Nepal’s Earthquakes, ‘Orphans,’ and Volunteers

In the aftermath of the earthquakes in Nepal in April and May, social media was flooded with people raising money for various relief efforts, including children’s care homes, disaster relief operations, and volunteer assistance trips to child orphanages in Nepal. While well intentioned, many failed to realize the true impact their volunteering or donations to children’s care homes post-earthquake might have as child care homes in Nepal come under scrutiny for their possible links to child exploitation and child trafficking.


Prior to the earthquake, the institutionalization of children in Nepal had been on the rise with approximately 15,000 children living in various types of children’s care homes, despite over 85 percent of these children having at least one living parent. It is likely that these figures would have been much higher had the figure included the many unregistered and illegal children’s care homes that are operated throughout Nepal.

Children’s homes are a relatively new phenomenon in Nepal, mostly stemming from the country’s decade long Maoist conflict, which ended in 2006. During this time, many parents sent their children to Nepal’s capital city, Kathmandu, for what they believed would be modern schools and safe living conditions. Instead, the children were often taken to poorly maintained or funded children’s care home where their identities or records were falsified or destroyed making them “paper orphans.” With this process, traffickers made huge amounts of money from not only the poor families in remote villages, but also well-meaning foreigners who believed they were adopting, assisting, or volunteering with “true orphans.” Several investigations uncovered corruption and fraud concerning the operations of such homes and the reports of child neglect. Many Western governments began suspending international adoptions in 2010, and most countries have kept these bans in place.

The links between child exploitation and trafficking and the child care volunteer industry continue to thrive as approximately 90 percent of all children’s care homes are located in the five main tourist districts (Kathmandu, Lalitpur, Bhaktapur, Kaski, and Chitwan). Next Generation Nepal, an International Government Organization in Nepal, has “received reports of orphanage managers in Nepal asking traffickers to ‘bring them children’ specifically because they have foreign donors willing to support their children’s home.”

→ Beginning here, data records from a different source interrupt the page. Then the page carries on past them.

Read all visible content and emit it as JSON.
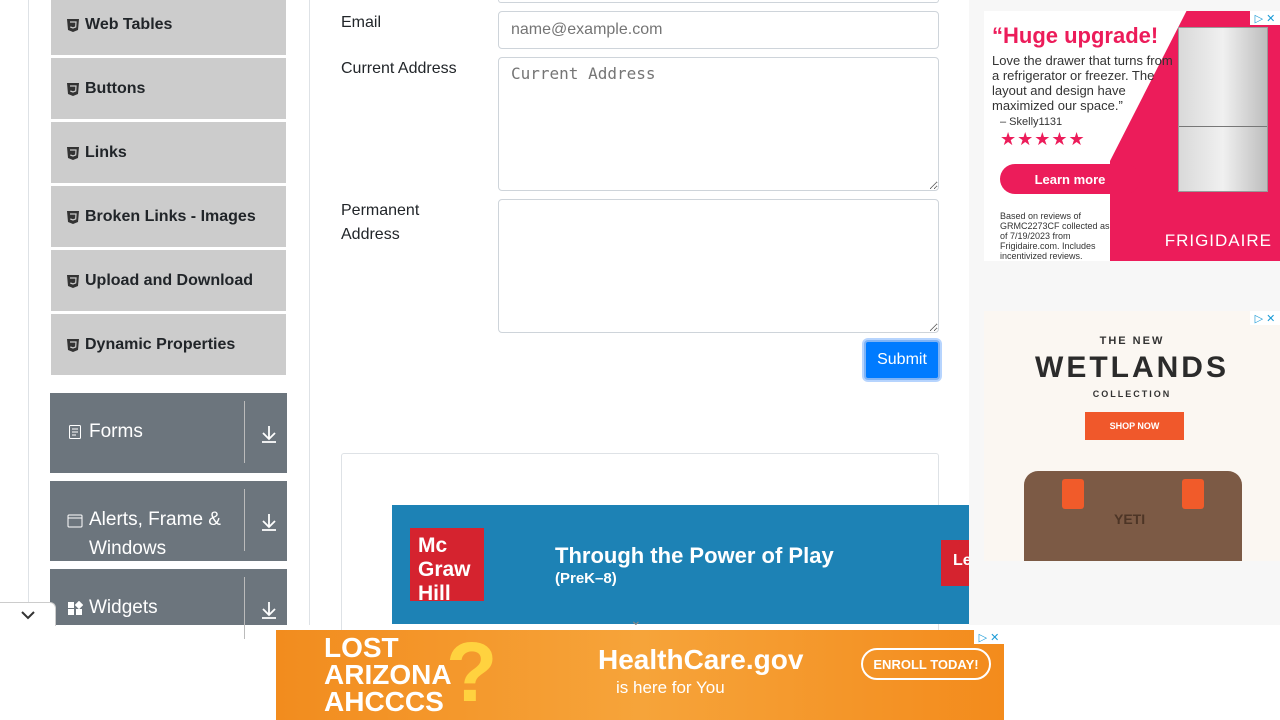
{
  "sidebar": {
    "items": [
      {
        "label": "Web Tables",
        "icon": "html5-icon"
      },
      {
        "label": "Buttons",
        "icon": "html5-icon"
      },
      {
        "label": "Links",
        "icon": "html5-icon"
      },
      {
        "label": "Broken Links - Images",
        "icon": "html5-icon"
      },
      {
        "label": "Upload and Download",
        "icon": "html5-icon"
      },
      {
        "label": "Dynamic Properties",
        "icon": "html5-icon"
      }
    ],
    "groups": [
      {
        "label": "Forms",
        "icon": "document-icon"
      },
      {
        "label": "Alerts, Frame & Windows",
        "label_line1": "Alerts, Frame &",
        "label_line2": "Windows",
        "icon": "window-icon"
      },
      {
        "label": "Widgets",
        "icon": "widgets-icon"
      }
    ]
  },
  "form": {
    "email_label": "Email",
    "email_placeholder": "name@example.com",
    "current_address_label": "Current Address",
    "current_address_placeholder": "Current Address",
    "permanent_address_label_line1": "Permanent",
    "permanent_address_label_line2": "Address",
    "submit_label": "Submit"
  },
  "ads": {
    "mcgraw": {
      "logo": "Mc Graw Hill",
      "title": "Through the Power of Play",
      "subtitle": "(PreK–8)",
      "cta": "Le"
    },
    "frigidaire": {
      "title": "“Huge upgrade!",
      "quote": "Love the drawer that turns from a refrigerator or freezer. The layout and design have maximized our space.”",
      "author": "– Skelly1131",
      "stars": "★★★★★",
      "cta": "Learn more",
      "fine_print": "Based on reviews of GRMC2273CF collected as of 7/19/2023 from Frigidaire.com. Includes incentivized reviews.",
      "brand": "FRIGIDAIRE"
    },
    "yeti": {
      "line1": "THE NEW",
      "title": "WETLANDS",
      "line2": "COLLECTION",
      "cta": "SHOP NOW",
      "brand": "YETI"
    },
    "healthcare": {
      "left": "LOST\nARIZONA\nAHCCCS",
      "left_1": "LOST",
      "left_2": "ARIZONA",
      "left_3": "AHCCCS",
      "qm": "?",
      "title": "HealthCare.gov",
      "subtitle": "is here for You",
      "cta": "ENROLL TODAY!"
    }
  }
}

Since the earthquakes, there have been concerns about increases in child exploitation and trafficking. In an effort to address the problem, in late May, the Nepali government banned children under the age of 16 from travelling without family or guardians and suspended the registration of new children’s care homes. Additionally current children’s care homes were prohibited from receiving new children without government approval. Working together with the Government of Nepal, UNICEF also immediately launched campaign aimed at preventing trafficking, which also specifically addressed the issue of “orphanage voluntourism.” However, since the earthquake “at least 245 children have been intercepted from being trafficked and unnecessarily or illegally placed in children’s care homes”.

The situation on the ground in Nepal relating to relief efforts and the links to child exploitation is still ongoing. It is vital to continue to remind volunteers that while many orphanage and child home volunteer efforts may seem well-intentioned, it is necessary to consider whether such efforts are inadvertently causing hardship to children. The abuses and cases of child trafficking stemming from the earthquakes demonstrate the need for greater awareness on issues surrounding orphanage and child home voluntourism. To this end, some organizations have begun to develop initiatives to educate and raise awareness of these problems. In the future, if planning to donate resources or time to disaster relief efforts, remember to think strategically and act responsibly.

Kathryn Johnson is a lawyer and international rule of law and human rights expert consultant based in Nepal and Pakistan. She currently serves as the International Legal Adviser for the Asian Centre for Human Rights in New Delhi.

Photo Credit: Pragati Shahi